= What the task asks =
For each line below with the word "Plane", write out a copy.

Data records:
____

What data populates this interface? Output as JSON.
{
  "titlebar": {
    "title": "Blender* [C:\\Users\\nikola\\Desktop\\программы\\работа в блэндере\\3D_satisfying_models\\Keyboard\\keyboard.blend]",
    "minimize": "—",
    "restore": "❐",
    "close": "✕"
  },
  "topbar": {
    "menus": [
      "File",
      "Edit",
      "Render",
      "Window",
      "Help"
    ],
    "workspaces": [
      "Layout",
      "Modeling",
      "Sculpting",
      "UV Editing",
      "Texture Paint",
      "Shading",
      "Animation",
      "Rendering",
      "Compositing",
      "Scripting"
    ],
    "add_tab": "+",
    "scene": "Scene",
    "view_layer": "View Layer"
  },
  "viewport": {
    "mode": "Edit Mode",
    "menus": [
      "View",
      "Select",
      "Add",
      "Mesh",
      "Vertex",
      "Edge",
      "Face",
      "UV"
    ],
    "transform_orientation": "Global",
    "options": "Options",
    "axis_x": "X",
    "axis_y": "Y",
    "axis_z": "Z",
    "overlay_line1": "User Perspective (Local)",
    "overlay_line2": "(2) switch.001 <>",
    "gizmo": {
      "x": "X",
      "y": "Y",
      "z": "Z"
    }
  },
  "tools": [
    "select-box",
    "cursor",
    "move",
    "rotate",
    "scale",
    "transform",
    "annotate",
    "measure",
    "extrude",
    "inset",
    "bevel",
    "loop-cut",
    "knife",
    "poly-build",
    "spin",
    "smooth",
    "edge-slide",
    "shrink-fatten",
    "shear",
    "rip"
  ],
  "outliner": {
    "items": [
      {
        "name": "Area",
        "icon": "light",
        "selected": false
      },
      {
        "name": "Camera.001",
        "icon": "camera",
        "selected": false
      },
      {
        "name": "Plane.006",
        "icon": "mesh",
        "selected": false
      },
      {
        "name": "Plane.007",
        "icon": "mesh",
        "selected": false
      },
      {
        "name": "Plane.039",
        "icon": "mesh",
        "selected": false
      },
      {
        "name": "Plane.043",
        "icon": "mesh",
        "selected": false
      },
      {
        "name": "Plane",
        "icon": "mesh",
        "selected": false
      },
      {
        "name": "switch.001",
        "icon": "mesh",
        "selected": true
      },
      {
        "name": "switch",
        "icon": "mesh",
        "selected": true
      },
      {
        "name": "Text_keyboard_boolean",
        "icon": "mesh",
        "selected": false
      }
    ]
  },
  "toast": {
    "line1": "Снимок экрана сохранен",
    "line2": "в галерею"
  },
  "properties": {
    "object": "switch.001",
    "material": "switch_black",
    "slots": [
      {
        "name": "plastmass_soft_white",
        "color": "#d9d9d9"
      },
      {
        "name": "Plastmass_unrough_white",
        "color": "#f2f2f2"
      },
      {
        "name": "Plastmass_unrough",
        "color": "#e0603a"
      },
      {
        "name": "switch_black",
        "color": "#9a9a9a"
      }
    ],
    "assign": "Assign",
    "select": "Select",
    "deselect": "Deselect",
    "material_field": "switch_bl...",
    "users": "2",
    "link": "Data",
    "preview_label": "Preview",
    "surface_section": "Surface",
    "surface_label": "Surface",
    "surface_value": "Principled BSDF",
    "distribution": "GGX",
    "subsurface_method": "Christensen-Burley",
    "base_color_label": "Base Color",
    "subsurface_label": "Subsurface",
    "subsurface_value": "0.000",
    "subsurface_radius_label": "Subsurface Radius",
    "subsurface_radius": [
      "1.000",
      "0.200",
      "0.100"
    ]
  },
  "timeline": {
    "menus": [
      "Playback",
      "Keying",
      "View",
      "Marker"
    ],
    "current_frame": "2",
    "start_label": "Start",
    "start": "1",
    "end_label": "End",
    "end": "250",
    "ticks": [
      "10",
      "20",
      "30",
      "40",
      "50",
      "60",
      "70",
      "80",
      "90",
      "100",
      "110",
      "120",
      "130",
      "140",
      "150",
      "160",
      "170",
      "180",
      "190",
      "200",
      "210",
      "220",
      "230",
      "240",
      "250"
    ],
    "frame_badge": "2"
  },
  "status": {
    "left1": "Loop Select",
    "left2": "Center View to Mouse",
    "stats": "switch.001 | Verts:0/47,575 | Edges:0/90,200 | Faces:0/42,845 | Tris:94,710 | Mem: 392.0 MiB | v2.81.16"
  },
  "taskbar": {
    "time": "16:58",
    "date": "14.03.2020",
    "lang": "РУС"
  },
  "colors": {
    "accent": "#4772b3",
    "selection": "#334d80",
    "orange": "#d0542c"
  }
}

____

= Response area =
        "name": "Plane.006",
        "name": "Plane.007",
        "name": "Plane.039",
        "name": "Plane.043",
        "name": "Plane",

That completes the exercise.